4. To clarify that by championing “internet freedom” last year she never intended to advocate a free-for-all or lack of rules; and thereby to emphasise that along with freedom comes responsibility – not only the responsibility of governments to uphold rights, but the responsibility of companies to act in the public interest and the responsibility of citizens not to abuse freedoms in ways that do harm to others.
5. To defend the State Department’s Internet freedom funding strategy, which includes a broad spectrum of projects aiming to assist people around the world who face barriers to online free expression, and to address criticism by some in Washington who believe the State Department should focus its funding exclusively on “circumvention tools” which help Internet users access blocked websites.
I applaud the secretary’s strong commitment to the idea that internet and telecommunications companies must be uphold core and universal rights of free expression and privacy. It was also very important that Clinton reiterated US support for multi-stakeholder internet governance.
I also agree that “there is no silver bullet” or “app” for internet freedom. There is no one set of tools that will magically and easily free people living in authoritarian societies from oppression. She was right to emphasise that people cause revolutions, not technology – though smart use of technology certainly helps.
It is indeed a good thing that the US State Department continues to champion the free and open, globally interconnected Internet as a core component of US foreign policy.
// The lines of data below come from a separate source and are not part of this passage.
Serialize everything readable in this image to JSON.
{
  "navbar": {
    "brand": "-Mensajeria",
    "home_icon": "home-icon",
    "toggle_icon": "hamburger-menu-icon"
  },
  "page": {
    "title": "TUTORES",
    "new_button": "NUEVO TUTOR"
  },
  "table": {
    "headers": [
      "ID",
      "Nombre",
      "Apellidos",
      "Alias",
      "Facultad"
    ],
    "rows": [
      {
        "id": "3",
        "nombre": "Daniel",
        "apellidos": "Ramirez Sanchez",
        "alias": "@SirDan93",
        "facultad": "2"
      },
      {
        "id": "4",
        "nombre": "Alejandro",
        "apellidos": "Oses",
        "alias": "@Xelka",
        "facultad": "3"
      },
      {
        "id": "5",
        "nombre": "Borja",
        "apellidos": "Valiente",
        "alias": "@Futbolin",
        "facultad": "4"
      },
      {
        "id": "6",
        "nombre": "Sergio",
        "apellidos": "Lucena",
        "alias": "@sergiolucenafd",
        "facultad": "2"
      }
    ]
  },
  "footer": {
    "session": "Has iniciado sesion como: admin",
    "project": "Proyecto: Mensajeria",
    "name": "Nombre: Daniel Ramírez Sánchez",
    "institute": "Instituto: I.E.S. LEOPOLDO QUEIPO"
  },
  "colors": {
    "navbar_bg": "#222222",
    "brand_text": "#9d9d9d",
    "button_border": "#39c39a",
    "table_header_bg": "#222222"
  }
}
I am also not surprised, however, that US government’s global internet freedom policy is dogged and weakened by the same types of contradictions that have dogged and weakened US credibility on human rights and democracy promotion for the past half-century.
While the State Department advocates internet freedom other parts of the US government are pursuing aims that run directly counter to the idea of a free and open Internet where dissent and unpopular speech can be protected.
I found the section of her speech dedicated to Wikileaks to be weak and logically inconsistent. She conflated the actions of the alleged leaker who stole classified documents (Bradley Manning) with the actions of the publisher (Wikileaks the organisation). In an ideal world I wish that the US Secretary of State would declare to the world that while she and her colleagues believe that Wikileaks was irresponsible, the United States has a First Amendment protecting free speech.
It is a country based on rule of law and due process which must be respected without fail in order for our democracy to remain strong. I wish that she could have stated that even the most difficult and troubling cases must be handled with full respect for the fundamental principle that everyone is innocent until proven guilty in a court of law.
Unfortunately, the statement she did make will give comfort to governments everywhere that want to treat whistleblowers, and organisations that publish information obtained from whistleblowers, as criminals from the get-go before a case is even made or a judgment is delivered.
Rebecca MacKinnon is co-founder Global Voices Online and Bernard Schwartz Senior Fellow at the New America Foundation